I was recently at a family birthday dinner with much activity via Facetime round the table; indeed we ended up connecting two relatives from Toronto and Belfast screen to screen, a modern form of cheek to cheek!
Not everyone was familiar with the technology however; one of the party thought he was looking at a photograph when the phone was handed to him, and thinking he was being asked to comment, duly did just that.
The moment certainly provided dining out material for the rest of the year, particularly for younger family members who couldn't believe humans could be so out of touch.
I'm sure we've all made faux pas with email and the dreaded predictive text; my son keeps a screen shot of a text I sent 2 years ago which said 'Cremated Ted at 5 o'clock' - Ted being my beloved border collie. The message, a reminder to collect him from the kennels should have said, 'Remember Ted at 5 o'clock'. You can only imagine the shock at my seemingly casual disregard to animal life.

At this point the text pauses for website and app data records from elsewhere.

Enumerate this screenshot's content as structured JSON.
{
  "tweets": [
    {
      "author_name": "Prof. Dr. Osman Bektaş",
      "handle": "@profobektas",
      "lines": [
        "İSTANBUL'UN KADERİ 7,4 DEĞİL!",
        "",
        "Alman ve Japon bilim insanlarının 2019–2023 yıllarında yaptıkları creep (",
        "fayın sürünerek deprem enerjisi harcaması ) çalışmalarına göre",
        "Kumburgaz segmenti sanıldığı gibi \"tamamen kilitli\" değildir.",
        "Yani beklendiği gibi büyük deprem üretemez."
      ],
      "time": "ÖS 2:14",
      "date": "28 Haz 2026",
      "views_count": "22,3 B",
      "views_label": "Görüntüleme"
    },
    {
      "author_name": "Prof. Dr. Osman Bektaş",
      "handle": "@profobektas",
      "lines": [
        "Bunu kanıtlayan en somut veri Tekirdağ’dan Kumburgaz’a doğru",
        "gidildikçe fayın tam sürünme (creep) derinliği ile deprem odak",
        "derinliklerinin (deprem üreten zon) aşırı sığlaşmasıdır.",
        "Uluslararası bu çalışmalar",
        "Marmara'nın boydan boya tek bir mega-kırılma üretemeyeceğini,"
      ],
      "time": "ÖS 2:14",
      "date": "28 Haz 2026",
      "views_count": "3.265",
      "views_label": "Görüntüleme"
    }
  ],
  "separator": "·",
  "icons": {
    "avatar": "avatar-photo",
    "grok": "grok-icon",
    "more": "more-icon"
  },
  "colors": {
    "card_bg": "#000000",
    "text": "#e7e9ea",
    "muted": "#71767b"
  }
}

The funnies about photo faux pas and worse are an essential fabric of our digital lives, but what if it's not a laugh but a drama; broadband goes down at a critical point when a deadline is looming, or the app doesn't seem to have your boarding pass any more and you are passed the check in deadline.
This week's web crash by Misguided the popular online retailer filled the Twitter feeds for a whole day as its highly publicised sale of the century with 50% off absolutely everything, turned into a great big zero; the crash happened as soon as customers streamed through the digital front door. A reminder if one was needed that contingency plans and disaster recovery are just as essential in the new world.
Our quest for speed, egged on by endless technological developments, means that important tasks which used to command much more of our time and attention are now crammed into our handheld device with disastrous consequences when things ; as they often do, go wrong.
As consumers our march towards automation and the latest upgrade is a firmly established path, and there is no going back.
Many organisations however are guilty of two sins; the first is believing that there is universal uptake of the latest technology and knowledge, and secondly, investing heavily in glitzy front door digital capability without the necessary checks on what happens when things go wrong down the line.
How organisations adapt culturally during digital transformation is the topic for next week's Industry Council Leadership Forum. It's a critical issue needing a spotlight as employees can make or break a successful transformation. Amongst other factors this depends on how involved they are in the process and critically how confident they are in their board’s ability and commitment to success.
Back to the funnies, sometimes the old ones are the best, for a wee laugh take a look at the famous lift scene with the struggle between human man and woman machine! Parental Advisory Caution applies!